-- Moses, upon sprinkling the blood of animals on the altar and the pillars, proclaimed, "Behold, the blood of the covenant ... " Jesus, taking a cup of wine on the last night he was with his disciples, told them, "Drink from it, all of you; for this is my blood of the covenant, which is to be shed on behalf of many for the forgiveness of sins."

-- The leaders of Israel saw a vision of God. We behold "the glory of the Lord" (2 Corinthians 3:18).

-- The leaders ate a meal in the presence of the Lord. Do we see Jesus sharing meals with anyone in the New Testament? All over the place! Most poignantly, we see him sharing a meal with his disciples on his last night. We, too, share a meal with God when we partake of "the Lord's Supper" (1 Corinthians 11:20), and we look forward to "the marriage supper of the Lamb" (Revelation 19:9).

-- The Lord said to Moses, "Come up to me." Jesus says, "Come to me, all who are weary and heavy laden, and I will give you rest" (Matthew 11:28).

-- The Lord showed Moses his heart as he wrote the 10 words onto stone tablets. The Lord has written his words "not on tablets of stone, but on the tablets of human hearts" (2 Corinthians 3:3). Thus, we see God's heart in a way that not even Moses could, as the Spirit continually shows us who God is.

So we can eat with the Lord. We can come near to the Lord. We can listen to the Lord. All of us. Before, there was a certain hierarchy. Jesus Christ has blown that hierarchy away. Consider Luke 15:1-2: "Now all the tax-gatherers and the sinners were coming near to listen to him. And both the Pharisees and the scribes began to grumble, saying, 'This man receives sinners and eats with them.'" Here we see Exodus 24 themes: coming near to the Lord; absorbing his word as Moses did; eating in the presence of the Lord. Who are the people doing these things? Tax-gatherers and sinners. The lowest of the low. The dregs of society. Before, you had to be a priest or an elder to take one step up the mountain, and even then you thought you might not make it back alive. The common people couldn't come up. When Jesus comes on the scene, he reaches even below the common people to the lowest of the low and catapults them into his presence:






"Come up to me," the Lord said to Moses.
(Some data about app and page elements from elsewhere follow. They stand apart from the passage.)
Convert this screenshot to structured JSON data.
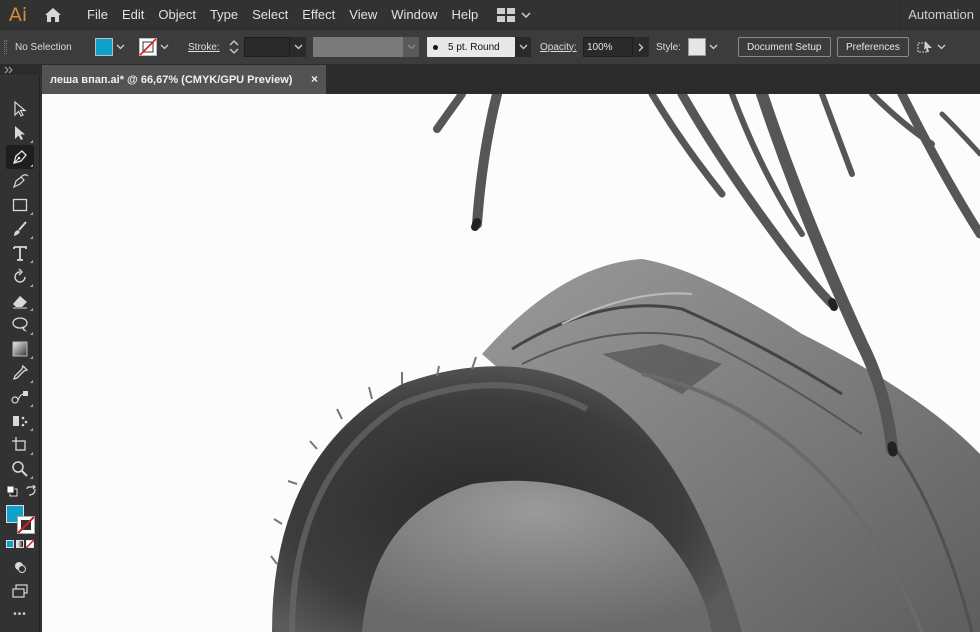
{
  "app": {
    "logo_text": "Ai"
  },
  "menu": [
    "File",
    "Edit",
    "Object",
    "Type",
    "Select",
    "Effect",
    "View",
    "Window",
    "Help"
  ],
  "workspace": {
    "label": "Automation"
  },
  "control": {
    "selection_label": "No Selection",
    "fill_color": "#0fa0cc",
    "stroke_label": "Stroke:",
    "brush_label": "5 pt. Round",
    "opacity_label": "Opacity:",
    "opacity_value": "100%",
    "style_label": "Style:",
    "document_setup_label": "Document Setup",
    "preferences_label": "Preferences"
  },
  "document": {
    "tab_title": "леша впап.ai* @ 66,67% (CMYK/GPU Preview)",
    "close_glyph": "×"
  },
  "toolbar": {
    "tools": [
      "selection-tool",
      "direct-selection-tool",
      "pen-tool",
      "curvature-tool",
      "rectangle-tool",
      "paintbrush-tool",
      "type-tool",
      "rotate-tool",
      "eraser-tool",
      "lasso-tool",
      "gradient-tool",
      "eyedropper-tool",
      "blend-tool",
      "symbol-sprayer-tool",
      "artboard-tool",
      "zoom-tool"
    ],
    "fill_color": "#0fa0cc",
    "more_label": "•••"
  }
}
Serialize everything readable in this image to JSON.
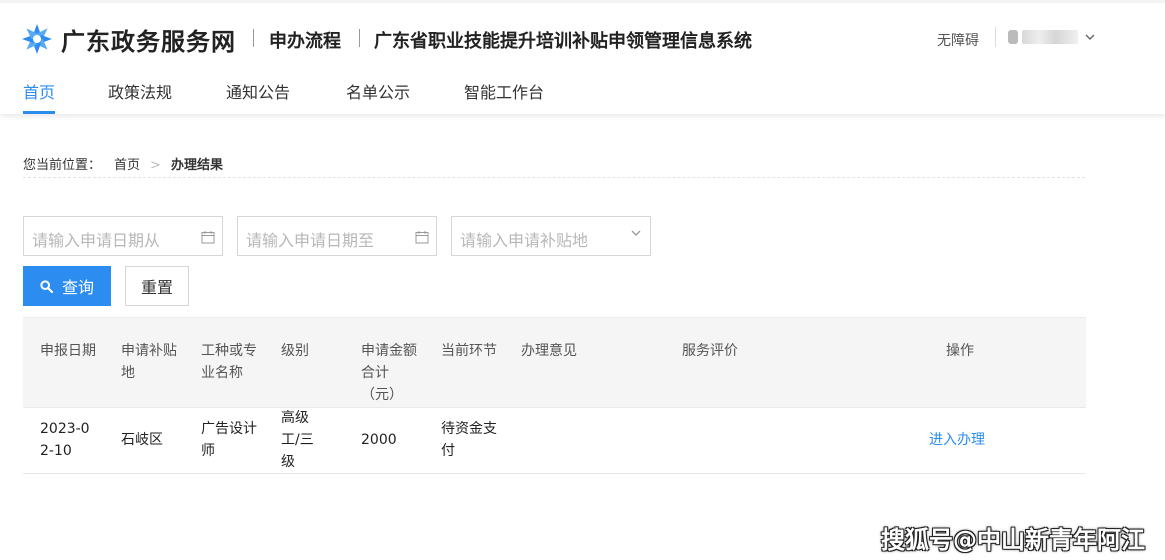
{
  "header": {
    "site_name": "广东政务服务网",
    "section": "申办流程",
    "system_name": "广东省职业技能提升培训补贴申领管理信息系统",
    "accessibility": "无障碍"
  },
  "nav": {
    "items": [
      {
        "label": "首页",
        "active": true
      },
      {
        "label": "政策法规"
      },
      {
        "label": "通知公告"
      },
      {
        "label": "名单公示"
      },
      {
        "label": "智能工作台"
      }
    ]
  },
  "breadcrumb": {
    "prefix": "您当前位置：",
    "home": "首页",
    "separator": ">",
    "current": "办理结果"
  },
  "filters": {
    "date_from_placeholder": "请输入申请日期从",
    "date_to_placeholder": "请输入申请日期至",
    "region_placeholder": "请输入申请补贴地",
    "query_label": "查询",
    "reset_label": "重置"
  },
  "table": {
    "headers": [
      "申报日期",
      "申请补贴地",
      "工种或专业名称",
      "级别",
      "申请金额合计（元）",
      "当前环节",
      "办理意见",
      "服务评价",
      "操作"
    ],
    "rows": [
      {
        "date": "2023-02-10",
        "region": "石岐区",
        "occupation": "广告设计师",
        "level": "高级工/三级",
        "amount": "2000",
        "stage": "待资金支付",
        "opinion": "",
        "evaluation": "",
        "action": "进入办理"
      }
    ]
  },
  "watermark": "搜狐号@中山新青年阿江",
  "colors": {
    "accent": "#2d8cf0",
    "text": "#333333",
    "placeholder": "#b7b7b7",
    "table_header_bg": "#f5f5f5"
  }
}
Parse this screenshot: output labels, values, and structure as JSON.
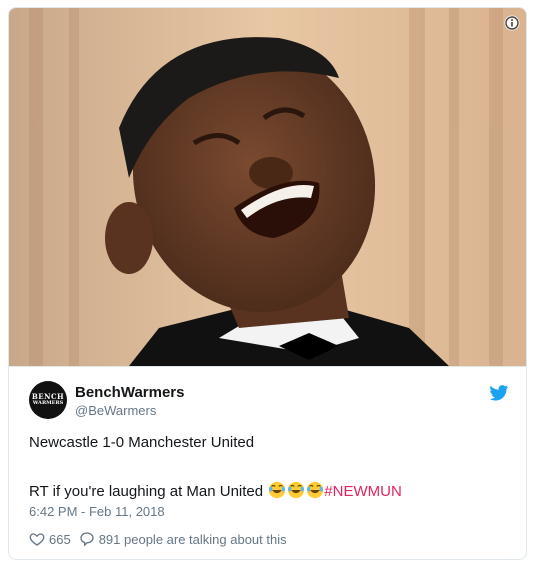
{
  "tweet": {
    "author_name": "BenchWarmers",
    "author_handle": "@BeWarmers",
    "avatar_text_line1": "BENCH",
    "avatar_text_line2": "WARMERS",
    "line1": "Newcastle 1-0 Manchester United",
    "line2": "RT if you're laughing at Man United ",
    "hashtag": "#NEWMUN",
    "timestamp": "6:42 PM - Feb 11, 2018",
    "likes": "665",
    "talking": "891 people are talking about this"
  },
  "icons": [
    "info-icon",
    "twitter-bird-icon",
    "heart-icon",
    "comment-icon",
    "laughing-emoji-icon"
  ],
  "colors": {
    "twitter_blue": "#1da1f2",
    "hashtag": "#e0245e",
    "muted": "#657786"
  }
}
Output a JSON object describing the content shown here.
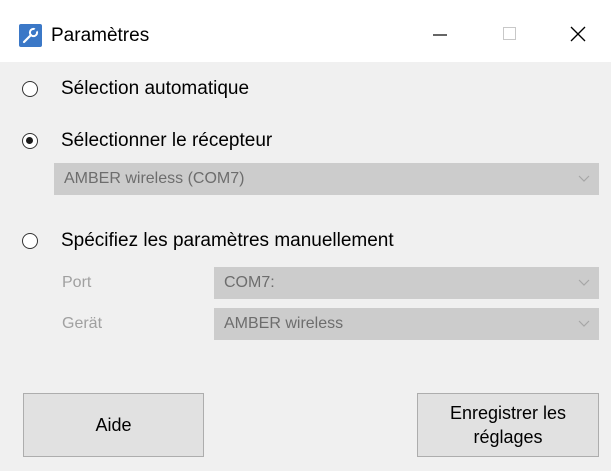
{
  "window": {
    "title": "Paramètres"
  },
  "options": {
    "auto": {
      "label": "Sélection automatique",
      "checked": false
    },
    "receiver": {
      "label": "Sélectionner le récepteur",
      "checked": true,
      "value": "AMBER wireless (COM7)"
    },
    "manual": {
      "label": "Spécifiez les paramètres manuellement",
      "checked": false
    }
  },
  "manual_fields": {
    "port_label": "Port",
    "port_value": "COM7:",
    "device_label": "Gerät",
    "device_value": "AMBER wireless"
  },
  "buttons": {
    "help": "Aide",
    "save": "Enregistrer les réglages"
  },
  "icons": {
    "app": "settings-icon",
    "minimize": "minimize-icon",
    "maximize": "maximize-icon",
    "close": "close-icon"
  }
}
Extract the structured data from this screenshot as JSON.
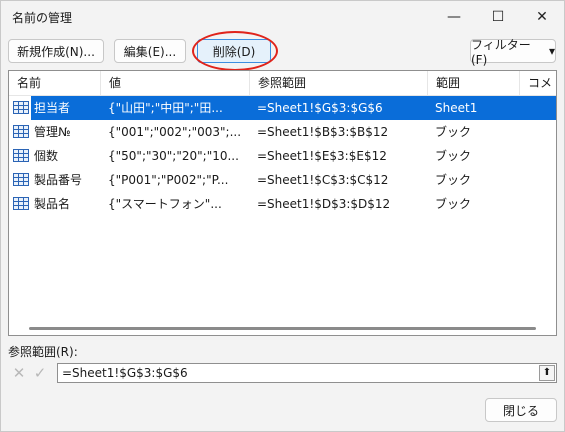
{
  "window": {
    "title": "名前の管理",
    "minimize_glyph": "—",
    "maximize_glyph": "☐",
    "close_glyph": "✕"
  },
  "toolbar": {
    "new_label": "新規作成(N)...",
    "edit_label": "編集(E)...",
    "delete_label": "削除(D)",
    "filter_label": "フィルター(F)",
    "filter_arrow": "▾"
  },
  "table": {
    "columns": [
      "名前",
      "値",
      "参照範囲",
      "範囲",
      "コメ"
    ],
    "rows": [
      {
        "name": "担当者",
        "value": "{\"山田\";\"中田\";\"田...",
        "ref": "=Sheet1!$G$3:$G$6",
        "scope": "Sheet1",
        "selected": true
      },
      {
        "name": "管理№",
        "value": "{\"001\";\"002\";\"003\";...",
        "ref": "=Sheet1!$B$3:$B$12",
        "scope": "ブック",
        "selected": false
      },
      {
        "name": "個数",
        "value": "{\"50\";\"30\";\"20\";\"10...",
        "ref": "=Sheet1!$E$3:$E$12",
        "scope": "ブック",
        "selected": false
      },
      {
        "name": "製品番号",
        "value": "{\"P001\";\"P002\";\"P...",
        "ref": "=Sheet1!$C$3:$C$12",
        "scope": "ブック",
        "selected": false
      },
      {
        "name": "製品名",
        "value": "{\"スマートフォン\"...",
        "ref": "=Sheet1!$D$3:$D$12",
        "scope": "ブック",
        "selected": false
      }
    ]
  },
  "refers_to": {
    "label": "参照範囲(R):",
    "value": "=Sheet1!$G$3:$G$6",
    "cancel_glyph": "✕",
    "confirm_glyph": "✓",
    "collapse_glyph": "⬆"
  },
  "footer": {
    "close_label": "閉じる"
  },
  "colors": {
    "selection": "#0a6dd9",
    "highlight_circle": "#e0231a",
    "selected_button_border": "#3c8ee0"
  }
}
He intends not to destroy but to relate. "Come to me," Jesus says to us.

Eugene Peterson's story doesn't end the day that he ran away in fear from Leonard Storm: "The Sunday after my disappointment at the edge of his field, Brother Storm called me over after worship and said, 'Little Pete' (he always called me 'Little Pete' -- I hated that), 'Little Pete, why didn't you come out in the field Thursday and ride the tractor with me?" I told him that I didn't know I could have, that I thought he was chasing me away. He said, 'I called you to come. I waved for you to come. Why did you leave?" I said that I didn't know that was what he was doing. ...

"A few days after my disappointment at the edge of his field and his reprimand in church, I was back at the fence, watching, hoping I might get a second chance. The giant Norwegian saw me, stopped the tractor and did it again, made that sweeping motion of invitation. I was through the barbed wire in a flash, running across the furrowed field and then up on the big green John Deere. He let me stand in front of him, holding the steering wheel, pulling the plow down that long stretch of field, my smallness now absorbed into his largeness."

When the Lord beckons, it may look big and scary; it may look like he wants to inflict damage. It may look like his holiness is going to destroy our sinfulness. But the blood of his Son removes all doubt, because it removes all sinfulness and it proves beyond question that God intends to relate, not destroy. So, jump up onto the tractor! Come up to the Lord.